**Exercise prompt:**
The required result is a copy of each line below in which "bass" appears.

**Supplied information:**
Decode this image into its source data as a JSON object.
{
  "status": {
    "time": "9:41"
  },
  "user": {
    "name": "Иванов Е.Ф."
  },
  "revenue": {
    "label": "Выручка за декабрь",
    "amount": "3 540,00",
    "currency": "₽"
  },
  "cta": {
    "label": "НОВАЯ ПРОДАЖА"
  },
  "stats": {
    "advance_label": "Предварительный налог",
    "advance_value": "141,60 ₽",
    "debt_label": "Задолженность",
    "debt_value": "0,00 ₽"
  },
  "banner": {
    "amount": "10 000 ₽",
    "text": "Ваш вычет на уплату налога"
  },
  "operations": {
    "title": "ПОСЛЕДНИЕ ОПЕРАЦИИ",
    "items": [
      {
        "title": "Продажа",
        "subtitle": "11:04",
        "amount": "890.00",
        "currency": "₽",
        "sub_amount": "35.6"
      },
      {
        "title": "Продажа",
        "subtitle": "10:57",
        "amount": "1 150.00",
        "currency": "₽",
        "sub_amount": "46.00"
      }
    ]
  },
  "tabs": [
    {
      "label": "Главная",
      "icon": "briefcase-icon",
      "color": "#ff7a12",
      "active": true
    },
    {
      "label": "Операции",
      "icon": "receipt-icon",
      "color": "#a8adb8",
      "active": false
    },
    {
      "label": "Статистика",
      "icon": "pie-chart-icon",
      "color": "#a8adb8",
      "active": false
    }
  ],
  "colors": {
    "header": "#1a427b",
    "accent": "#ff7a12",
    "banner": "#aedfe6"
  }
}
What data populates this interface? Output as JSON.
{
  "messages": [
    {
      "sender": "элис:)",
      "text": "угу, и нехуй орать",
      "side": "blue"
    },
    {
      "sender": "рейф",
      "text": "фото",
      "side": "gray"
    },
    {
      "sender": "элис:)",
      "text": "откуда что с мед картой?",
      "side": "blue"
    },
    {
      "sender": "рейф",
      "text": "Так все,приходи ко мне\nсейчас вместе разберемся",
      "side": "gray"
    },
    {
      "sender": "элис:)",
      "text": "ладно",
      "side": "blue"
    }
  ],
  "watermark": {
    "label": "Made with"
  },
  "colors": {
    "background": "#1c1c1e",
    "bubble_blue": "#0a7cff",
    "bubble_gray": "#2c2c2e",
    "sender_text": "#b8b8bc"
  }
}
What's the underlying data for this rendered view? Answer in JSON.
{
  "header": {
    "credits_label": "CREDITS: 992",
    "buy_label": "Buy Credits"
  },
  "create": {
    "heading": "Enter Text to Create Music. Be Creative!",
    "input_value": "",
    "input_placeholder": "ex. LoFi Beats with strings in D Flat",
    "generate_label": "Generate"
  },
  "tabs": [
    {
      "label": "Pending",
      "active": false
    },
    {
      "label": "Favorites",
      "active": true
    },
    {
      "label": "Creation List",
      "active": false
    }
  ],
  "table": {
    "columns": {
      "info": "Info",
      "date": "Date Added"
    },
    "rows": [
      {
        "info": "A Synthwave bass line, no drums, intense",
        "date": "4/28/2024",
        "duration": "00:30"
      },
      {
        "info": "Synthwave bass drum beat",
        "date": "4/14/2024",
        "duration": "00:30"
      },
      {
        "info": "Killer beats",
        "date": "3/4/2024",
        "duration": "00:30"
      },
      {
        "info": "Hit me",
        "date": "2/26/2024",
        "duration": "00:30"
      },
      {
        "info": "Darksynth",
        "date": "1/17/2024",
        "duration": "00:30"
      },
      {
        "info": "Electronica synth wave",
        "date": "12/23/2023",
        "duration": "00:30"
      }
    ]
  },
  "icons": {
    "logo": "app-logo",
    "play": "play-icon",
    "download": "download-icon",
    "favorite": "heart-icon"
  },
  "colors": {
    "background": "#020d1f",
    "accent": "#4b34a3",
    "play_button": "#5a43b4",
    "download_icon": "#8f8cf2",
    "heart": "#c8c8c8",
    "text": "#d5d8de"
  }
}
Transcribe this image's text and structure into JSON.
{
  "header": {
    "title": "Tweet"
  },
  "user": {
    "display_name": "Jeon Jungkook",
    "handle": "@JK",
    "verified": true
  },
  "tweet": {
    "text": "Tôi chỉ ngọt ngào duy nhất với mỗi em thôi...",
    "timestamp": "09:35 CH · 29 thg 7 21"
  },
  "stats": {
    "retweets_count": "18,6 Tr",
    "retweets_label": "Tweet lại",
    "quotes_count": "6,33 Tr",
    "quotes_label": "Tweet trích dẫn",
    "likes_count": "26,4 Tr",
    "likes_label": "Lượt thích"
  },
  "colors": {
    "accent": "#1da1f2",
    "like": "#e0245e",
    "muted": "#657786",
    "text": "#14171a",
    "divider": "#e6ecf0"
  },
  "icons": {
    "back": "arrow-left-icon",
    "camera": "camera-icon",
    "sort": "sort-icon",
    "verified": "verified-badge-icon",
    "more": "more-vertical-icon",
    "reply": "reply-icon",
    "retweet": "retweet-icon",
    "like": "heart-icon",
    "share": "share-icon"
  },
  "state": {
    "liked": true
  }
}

**Written response:**
        "info": "A Synthwave bass line, no drums, intense",
        "info": "Synthwave bass drum beat",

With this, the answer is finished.